***** DATASET CONTENT

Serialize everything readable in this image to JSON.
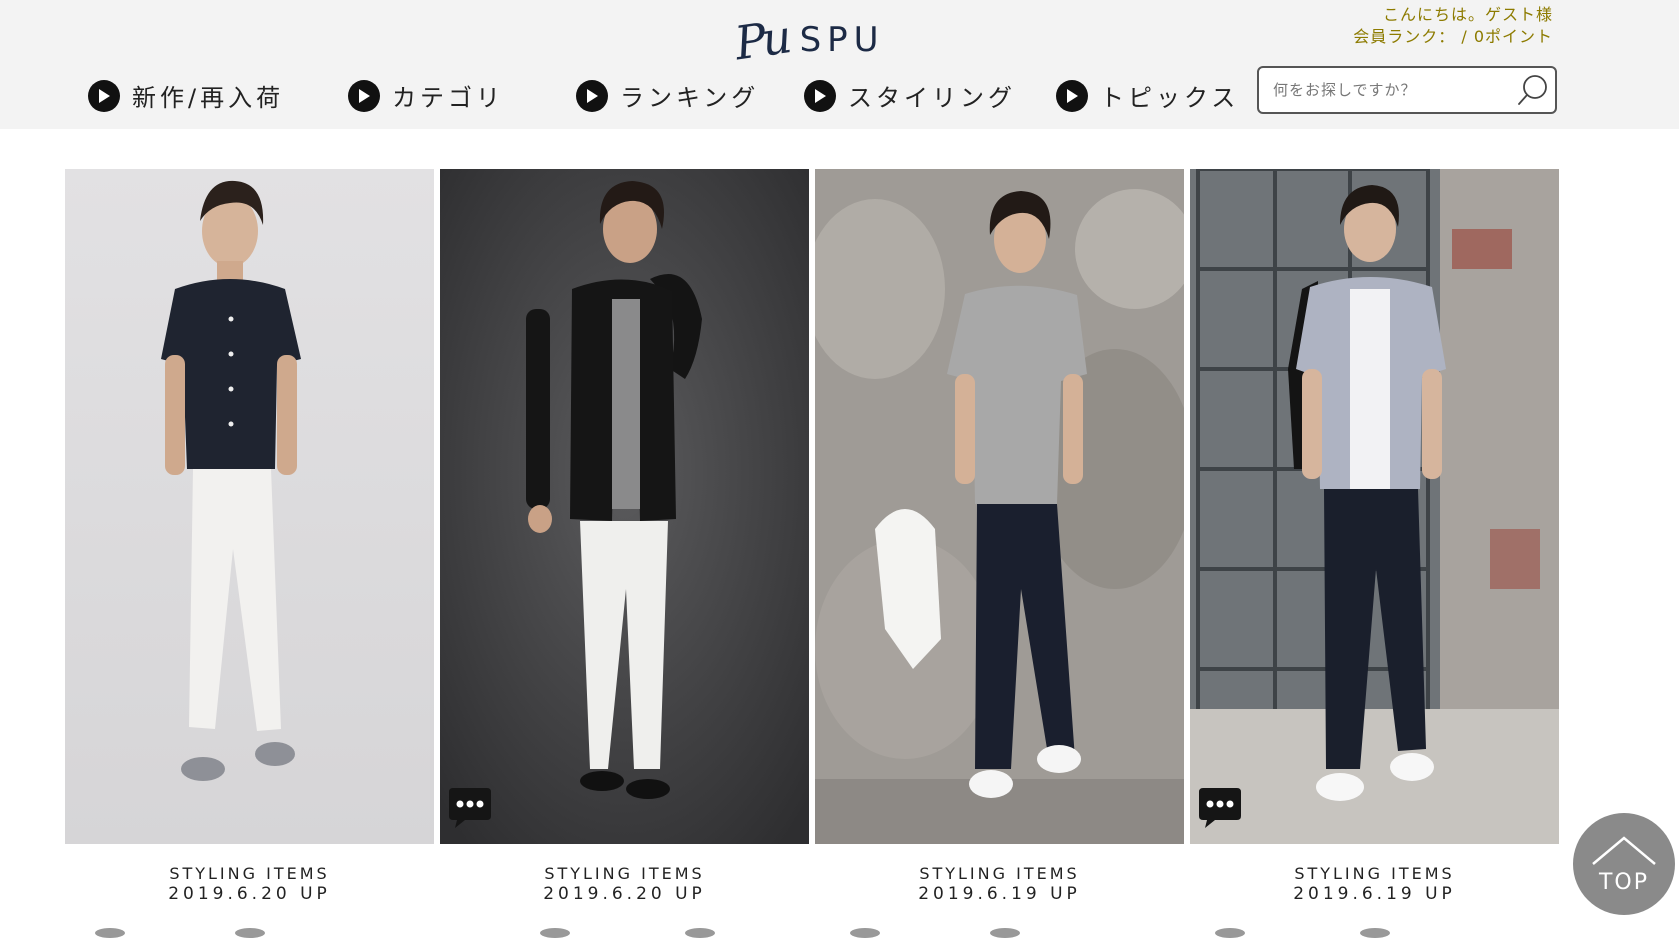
{
  "header": {
    "logo_mark": "Pu",
    "logo_text": "SPU",
    "greeting_line1": "こんにちは。ゲスト様",
    "greeting_line2": "会員ランク：  / 0ポイント",
    "accent_color": "#8d7b00",
    "nav": [
      {
        "label": "新作/再入荷",
        "icon": "play-circle-icon"
      },
      {
        "label": "カテゴリ",
        "icon": "play-circle-icon"
      },
      {
        "label": "ランキング",
        "icon": "play-circle-icon"
      },
      {
        "label": "スタイリング",
        "icon": "play-circle-icon"
      },
      {
        "label": "トピックス",
        "icon": "play-circle-icon"
      }
    ],
    "search": {
      "placeholder": "何をお探しですか？",
      "value": "",
      "icon": "search-icon"
    }
  },
  "cards": [
    {
      "title": "STYLING ITEMS",
      "date": "2019.6.20 UP",
      "has_chat_badge": false
    },
    {
      "title": "STYLING ITEMS",
      "date": "2019.6.20 UP",
      "has_chat_badge": true
    },
    {
      "title": "STYLING ITEMS",
      "date": "2019.6.19 UP",
      "has_chat_badge": false
    },
    {
      "title": "STYLING ITEMS",
      "date": "2019.6.19 UP",
      "has_chat_badge": true
    }
  ],
  "back_to_top": {
    "label": "TOP",
    "icon": "chevron-up-icon"
  }
}
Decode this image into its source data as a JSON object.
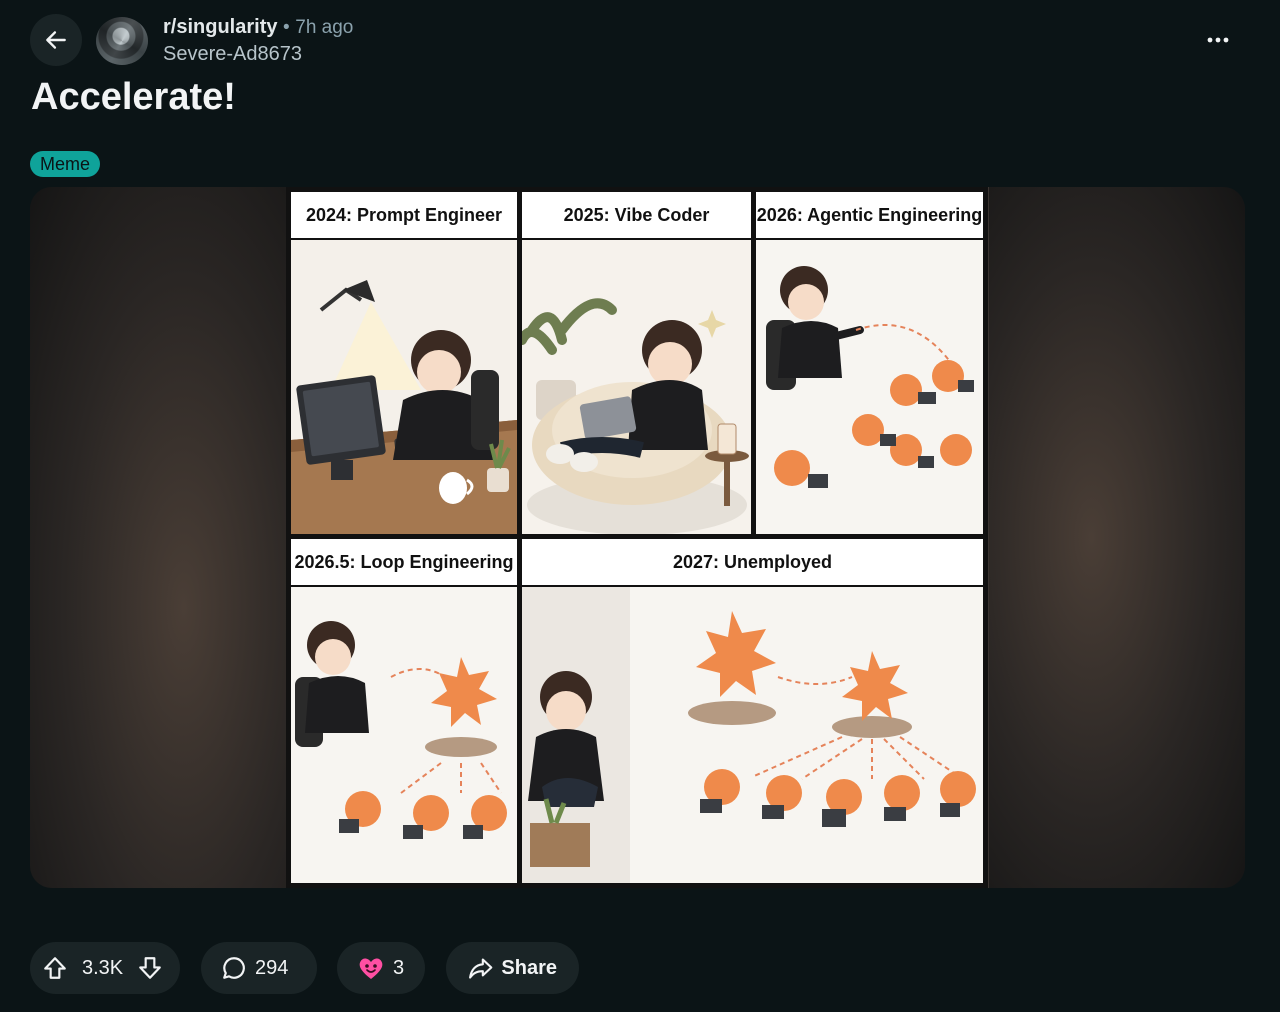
{
  "header": {
    "back_icon": "arrow-left-icon",
    "subreddit": "r/singularity",
    "separator": "•",
    "time_ago": "7h ago",
    "author": "Severe-Ad8673",
    "more_icon": "more-horizontal-icon"
  },
  "post": {
    "title": "Accelerate!",
    "flair": "Meme",
    "flair_color": "#0fa39a"
  },
  "comic": {
    "panels": [
      {
        "caption": "2024: Prompt Engineer"
      },
      {
        "caption": "2025: Vibe Coder"
      },
      {
        "caption": "2026: Agentic Engineering"
      },
      {
        "caption": "2026.5: Loop Engineering"
      },
      {
        "caption": "2027: Unemployed"
      }
    ]
  },
  "actions": {
    "vote_count": "3.3K",
    "comment_count": "294",
    "award_count": "3",
    "share_label": "Share",
    "icons": [
      "upvote-icon",
      "downvote-icon",
      "comment-icon",
      "award-icon",
      "share-icon"
    ]
  },
  "colors": {
    "background": "#0b1416",
    "button_bg": "#1a2426",
    "meta_text": "#8ba2ad",
    "award": "#ff4fa3"
  }
}
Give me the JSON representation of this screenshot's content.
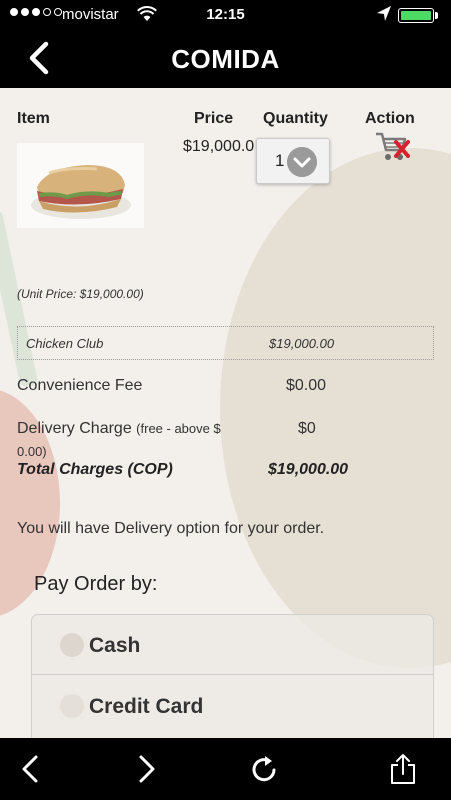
{
  "status_bar": {
    "carrier": "movistar",
    "time": "12:15",
    "signal_bars_filled": 3,
    "signal_bars_total": 5,
    "battery_level": 1.0,
    "battery_color": "#4cd964"
  },
  "nav": {
    "title": "COMIDA",
    "back_icon": "chevron-left-icon"
  },
  "cart": {
    "headers": {
      "item": "Item",
      "price": "Price",
      "quantity": "Quantity",
      "action": "Action"
    },
    "item": {
      "price": "$19,000.0",
      "quantity": "1",
      "unit_price": "(Unit Price: $19,000.00)"
    },
    "line": {
      "name": "Chicken Club",
      "amount": "$19,000.00"
    }
  },
  "charges": {
    "convenience_label": "Convenience Fee",
    "convenience_value": "$0.00",
    "delivery_label": "Delivery Charge",
    "delivery_note_line1": "(free - above $",
    "delivery_note_line2": "0.00)",
    "delivery_value": "$0",
    "total_label": "Total Charges (COP)",
    "total_value": "$19,000.00"
  },
  "delivery_message": "You will have Delivery option for your order.",
  "payment": {
    "title": "Pay Order by:",
    "options": [
      {
        "label": "Cash"
      },
      {
        "label": "Credit Card"
      }
    ]
  },
  "toolbar": {
    "icons": [
      "chevron-left-icon",
      "chevron-right-icon",
      "reload-icon",
      "share-icon"
    ]
  },
  "colors": {
    "bar_background": "#000000",
    "content_background": "#f3f0ec"
  }
}
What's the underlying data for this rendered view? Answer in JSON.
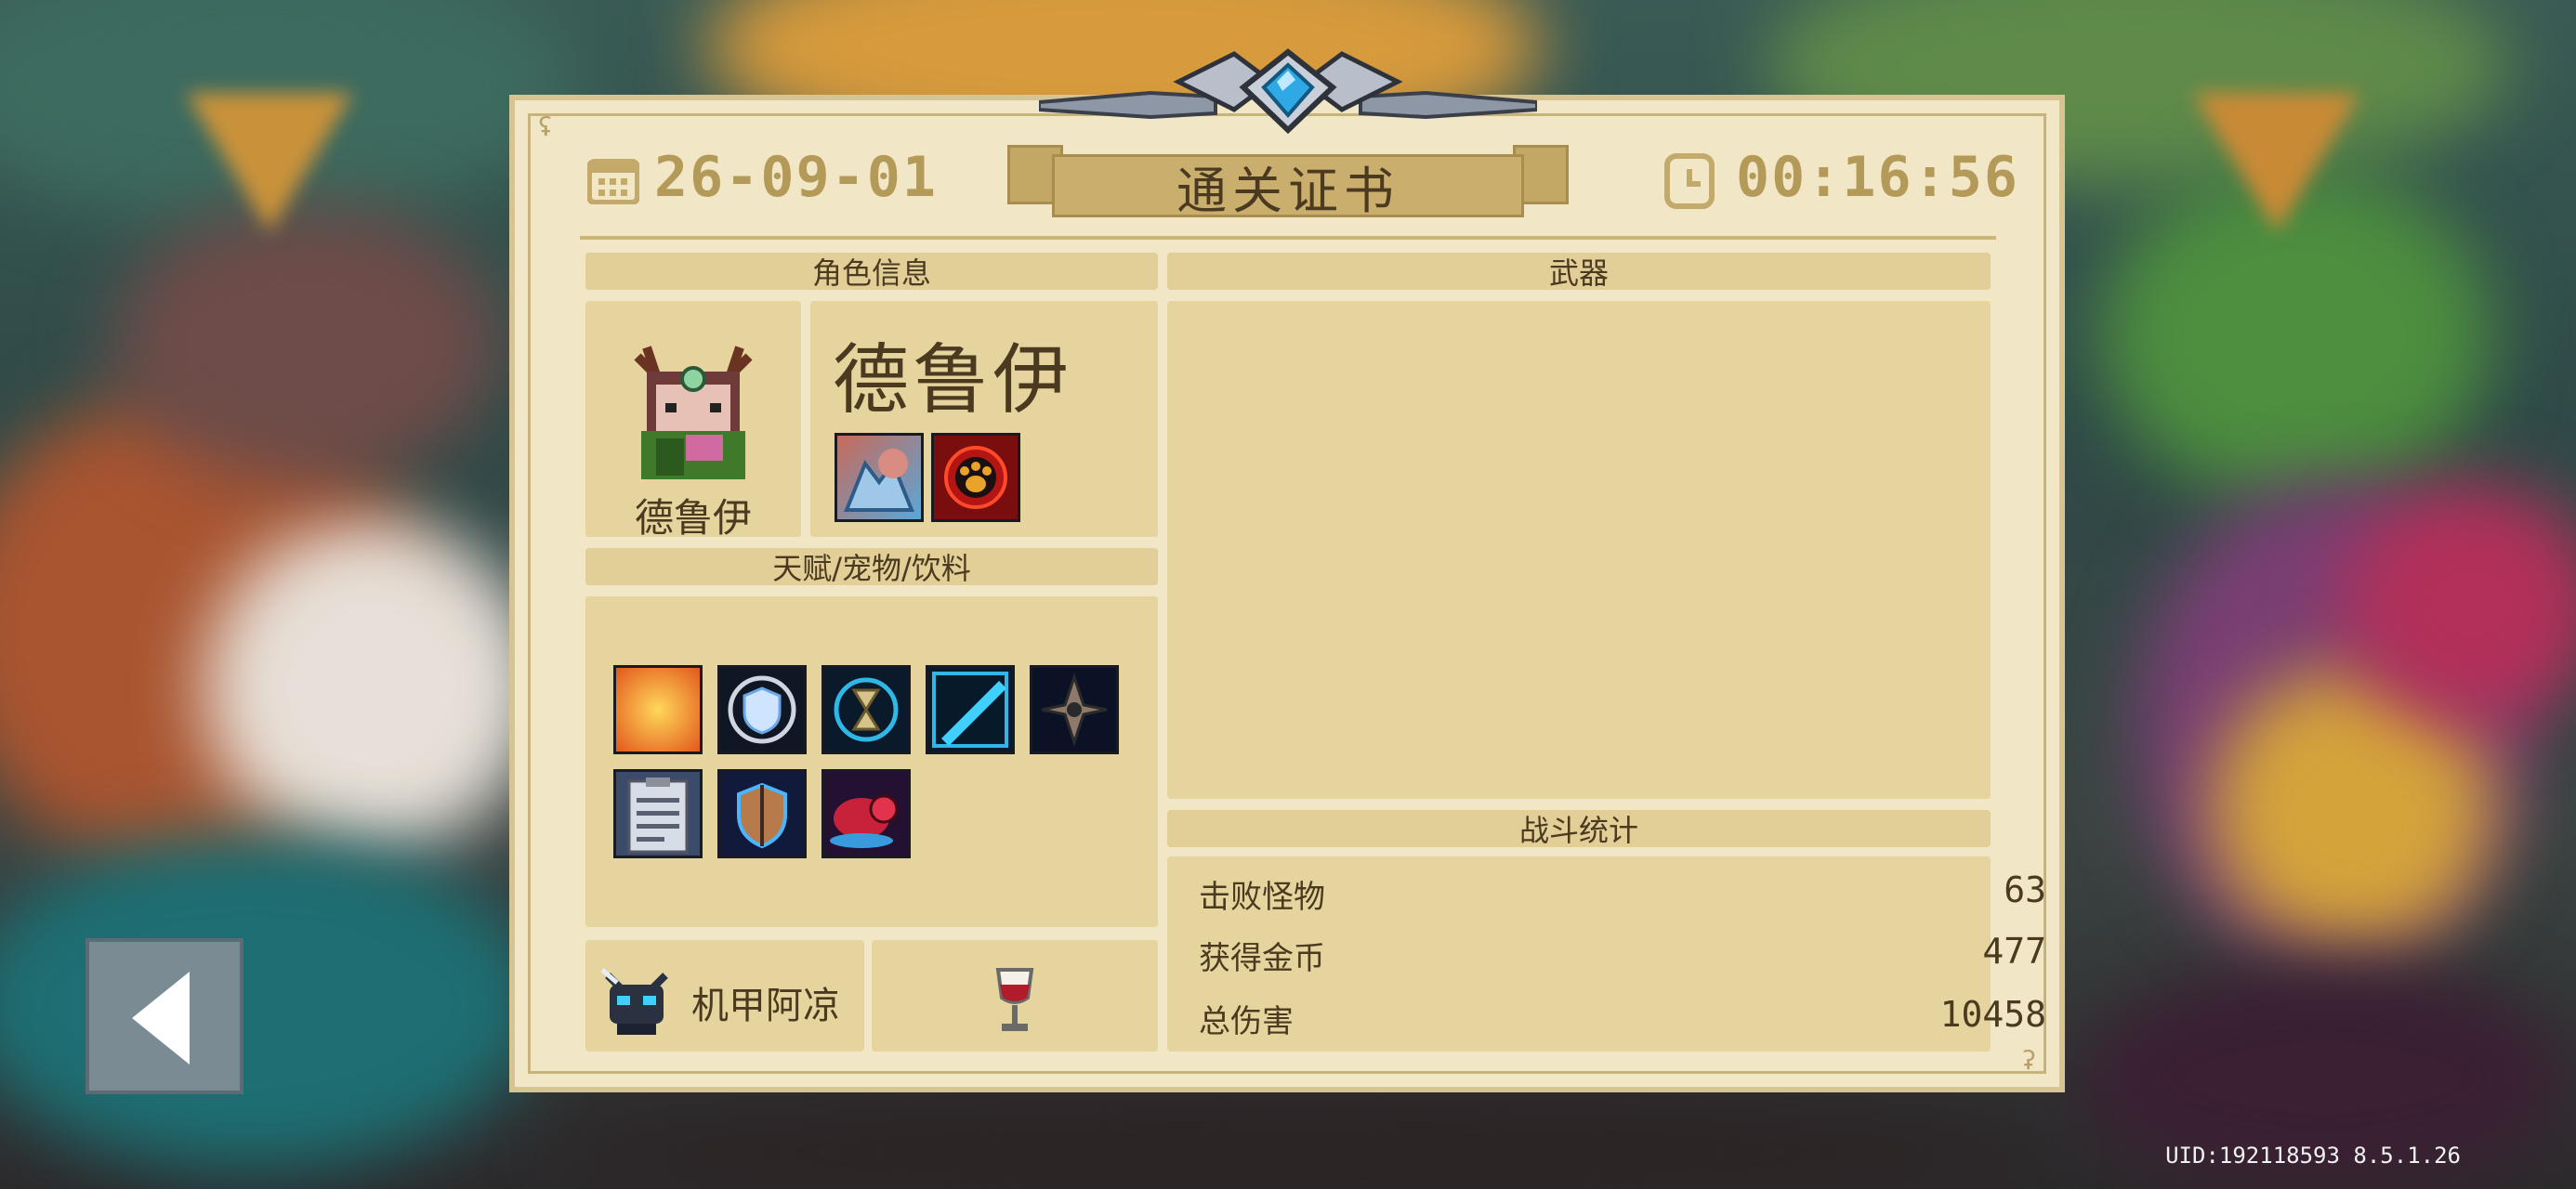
{
  "certificate": {
    "title": "通关证书",
    "date": "26-09-01",
    "time": "00:16:56"
  },
  "character": {
    "section_title": "角色信息",
    "name_large": "德鲁伊",
    "name_small": "德鲁伊",
    "skins": [
      "wolf-companion-icon",
      "paw-emblem-icon"
    ]
  },
  "talents": {
    "section_title": "天赋/宠物/饮料",
    "items": [
      "flame-cat-icon",
      "shield-icon",
      "hourglass-icon",
      "slash-icon",
      "shuriken-icon",
      "clipboard-icon",
      "lightning-shield-icon",
      "red-worm-icon"
    ]
  },
  "pet": {
    "name": "机甲阿凉",
    "icon": "mech-cat-icon"
  },
  "drink": {
    "icon": "wine-glass-icon"
  },
  "weapons": {
    "section_title": "武器"
  },
  "battle_stats": {
    "section_title": "战斗统计",
    "rows": [
      {
        "label": "击败怪物",
        "value": "63"
      },
      {
        "label": "获得金币",
        "value": "477"
      },
      {
        "label": "总伤害",
        "value": "10458"
      }
    ]
  },
  "footer": {
    "uid": "UID:192118593 8.5.1.26"
  },
  "colors": {
    "panel": "#f1e6c6",
    "section": "#e6d49f",
    "header_text": "#b49a58",
    "crest_gem": "#2fa8e6"
  }
}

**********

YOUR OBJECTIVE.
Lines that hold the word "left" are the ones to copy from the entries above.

PROBLEM SOLUTION.
    "back_icon": "arrow-left-icon",
    "back_icon": "chevron-left-icon"
      "chevron-left-icon",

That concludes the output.